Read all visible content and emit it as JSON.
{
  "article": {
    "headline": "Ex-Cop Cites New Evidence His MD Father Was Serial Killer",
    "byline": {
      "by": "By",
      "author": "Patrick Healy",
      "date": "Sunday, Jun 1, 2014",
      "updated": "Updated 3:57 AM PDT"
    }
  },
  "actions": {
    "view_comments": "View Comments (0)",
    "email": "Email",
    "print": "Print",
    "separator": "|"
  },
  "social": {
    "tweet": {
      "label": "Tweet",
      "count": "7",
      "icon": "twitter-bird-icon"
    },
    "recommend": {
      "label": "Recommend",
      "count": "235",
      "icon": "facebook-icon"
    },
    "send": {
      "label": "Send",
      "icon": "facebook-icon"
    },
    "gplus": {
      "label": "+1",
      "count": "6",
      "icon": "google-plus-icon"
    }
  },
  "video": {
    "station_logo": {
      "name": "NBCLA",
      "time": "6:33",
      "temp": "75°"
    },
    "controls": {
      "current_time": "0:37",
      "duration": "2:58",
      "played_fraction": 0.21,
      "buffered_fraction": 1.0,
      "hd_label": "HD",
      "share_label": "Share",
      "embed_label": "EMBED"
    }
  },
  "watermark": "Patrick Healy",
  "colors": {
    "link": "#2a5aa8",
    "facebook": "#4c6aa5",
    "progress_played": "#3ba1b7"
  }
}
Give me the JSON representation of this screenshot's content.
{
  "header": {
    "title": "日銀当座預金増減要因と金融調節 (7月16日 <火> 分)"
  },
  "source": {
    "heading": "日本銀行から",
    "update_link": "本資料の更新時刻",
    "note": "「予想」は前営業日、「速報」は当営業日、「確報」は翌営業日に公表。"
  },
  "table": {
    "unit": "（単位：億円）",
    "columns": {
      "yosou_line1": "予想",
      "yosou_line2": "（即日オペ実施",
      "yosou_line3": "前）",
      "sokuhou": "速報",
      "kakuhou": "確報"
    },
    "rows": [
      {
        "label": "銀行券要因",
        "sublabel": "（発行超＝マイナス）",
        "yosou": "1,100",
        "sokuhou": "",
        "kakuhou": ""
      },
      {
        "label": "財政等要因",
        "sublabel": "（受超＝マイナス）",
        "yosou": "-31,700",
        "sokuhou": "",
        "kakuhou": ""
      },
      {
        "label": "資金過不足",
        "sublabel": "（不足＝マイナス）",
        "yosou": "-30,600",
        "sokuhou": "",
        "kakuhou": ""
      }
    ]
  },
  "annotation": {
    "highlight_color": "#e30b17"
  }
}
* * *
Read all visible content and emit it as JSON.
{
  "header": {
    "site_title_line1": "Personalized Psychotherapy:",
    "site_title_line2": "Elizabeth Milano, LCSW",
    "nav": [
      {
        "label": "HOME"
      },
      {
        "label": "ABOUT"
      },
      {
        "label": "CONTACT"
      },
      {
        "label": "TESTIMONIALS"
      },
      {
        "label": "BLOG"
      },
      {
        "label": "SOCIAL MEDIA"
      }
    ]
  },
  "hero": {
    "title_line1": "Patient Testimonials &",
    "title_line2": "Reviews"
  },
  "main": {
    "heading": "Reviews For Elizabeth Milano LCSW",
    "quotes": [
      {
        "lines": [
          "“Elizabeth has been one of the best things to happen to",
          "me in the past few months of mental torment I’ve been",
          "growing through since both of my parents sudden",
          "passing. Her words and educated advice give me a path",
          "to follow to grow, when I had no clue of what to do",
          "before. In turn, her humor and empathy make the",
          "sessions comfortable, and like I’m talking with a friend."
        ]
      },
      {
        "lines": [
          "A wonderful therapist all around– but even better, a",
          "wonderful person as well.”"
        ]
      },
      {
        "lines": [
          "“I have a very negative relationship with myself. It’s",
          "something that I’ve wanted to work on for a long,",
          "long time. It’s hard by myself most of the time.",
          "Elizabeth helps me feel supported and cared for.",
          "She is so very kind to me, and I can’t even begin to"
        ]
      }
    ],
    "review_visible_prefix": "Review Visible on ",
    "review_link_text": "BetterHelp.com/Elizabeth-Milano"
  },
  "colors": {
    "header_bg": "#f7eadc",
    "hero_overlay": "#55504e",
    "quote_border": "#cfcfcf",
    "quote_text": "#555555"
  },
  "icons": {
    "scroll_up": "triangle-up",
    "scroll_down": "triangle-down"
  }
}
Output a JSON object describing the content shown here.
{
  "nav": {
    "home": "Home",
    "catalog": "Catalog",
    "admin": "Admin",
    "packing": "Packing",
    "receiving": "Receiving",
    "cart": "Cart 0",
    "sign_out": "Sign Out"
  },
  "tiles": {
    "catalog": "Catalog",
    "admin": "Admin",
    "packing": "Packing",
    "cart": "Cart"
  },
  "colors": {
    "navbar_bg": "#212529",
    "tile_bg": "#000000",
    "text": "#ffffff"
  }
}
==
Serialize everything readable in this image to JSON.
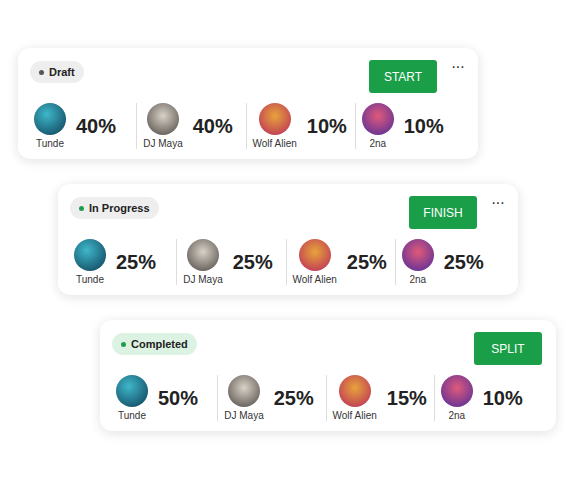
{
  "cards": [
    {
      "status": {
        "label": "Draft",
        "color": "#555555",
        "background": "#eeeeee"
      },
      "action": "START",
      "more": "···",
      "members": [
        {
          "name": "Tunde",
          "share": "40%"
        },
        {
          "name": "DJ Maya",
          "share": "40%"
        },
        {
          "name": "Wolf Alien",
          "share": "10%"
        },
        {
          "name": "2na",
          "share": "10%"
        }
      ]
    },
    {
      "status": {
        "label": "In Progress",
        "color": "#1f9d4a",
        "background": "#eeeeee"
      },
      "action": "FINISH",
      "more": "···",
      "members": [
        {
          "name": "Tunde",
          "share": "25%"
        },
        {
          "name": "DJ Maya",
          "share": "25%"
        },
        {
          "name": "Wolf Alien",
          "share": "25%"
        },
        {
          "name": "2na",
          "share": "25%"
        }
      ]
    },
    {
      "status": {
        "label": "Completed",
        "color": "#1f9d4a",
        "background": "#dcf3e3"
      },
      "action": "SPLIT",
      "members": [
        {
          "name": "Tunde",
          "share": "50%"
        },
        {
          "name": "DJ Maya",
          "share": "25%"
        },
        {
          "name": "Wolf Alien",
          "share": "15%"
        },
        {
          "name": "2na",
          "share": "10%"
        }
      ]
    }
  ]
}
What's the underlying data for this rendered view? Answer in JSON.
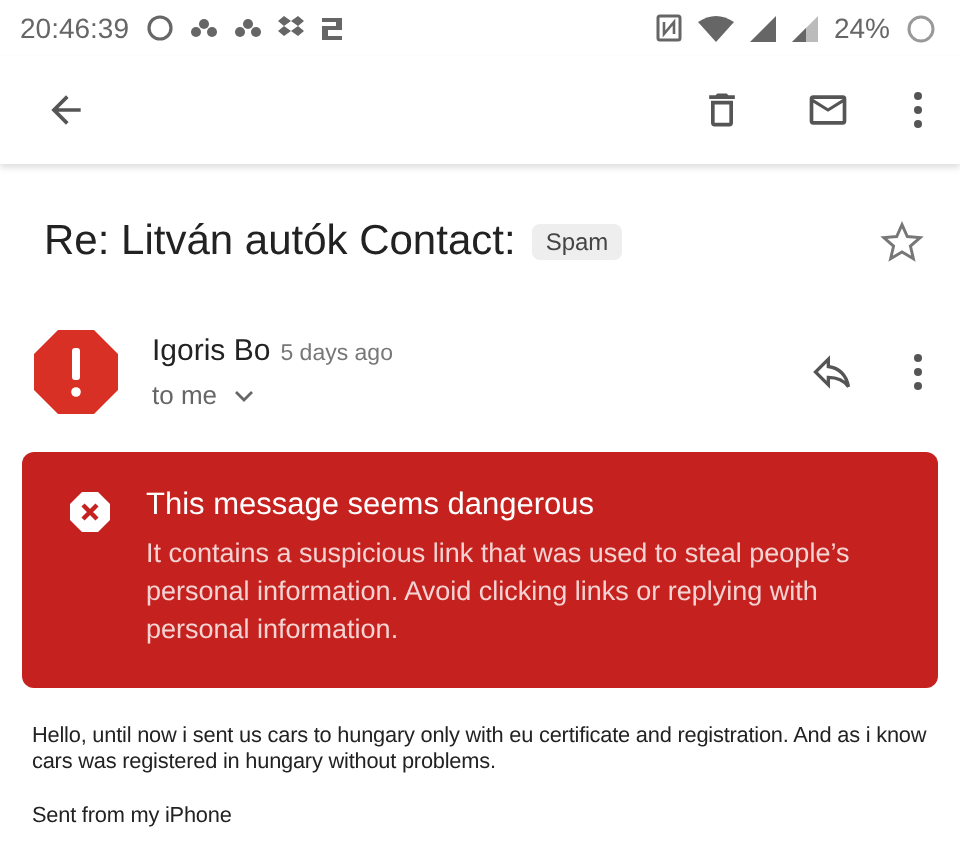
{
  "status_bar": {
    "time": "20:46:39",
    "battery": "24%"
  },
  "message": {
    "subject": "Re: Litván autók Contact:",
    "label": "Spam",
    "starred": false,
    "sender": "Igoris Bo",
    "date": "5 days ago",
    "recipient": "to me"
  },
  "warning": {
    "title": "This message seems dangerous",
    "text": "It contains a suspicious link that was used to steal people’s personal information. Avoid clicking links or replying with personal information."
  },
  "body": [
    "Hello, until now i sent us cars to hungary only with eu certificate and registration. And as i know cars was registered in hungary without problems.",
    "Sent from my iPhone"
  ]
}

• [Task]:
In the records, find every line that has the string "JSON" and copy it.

• [Task answer]:
Read all visible content and emit it as JSON.
Give me the JSON representation of this screenshot's content.
Read all visible content and emit it as JSON.
Output a JSON object describing the content shown here.
Serialize everything readable in this image to JSON.
What's the underlying data for this rendered view? Answer in JSON.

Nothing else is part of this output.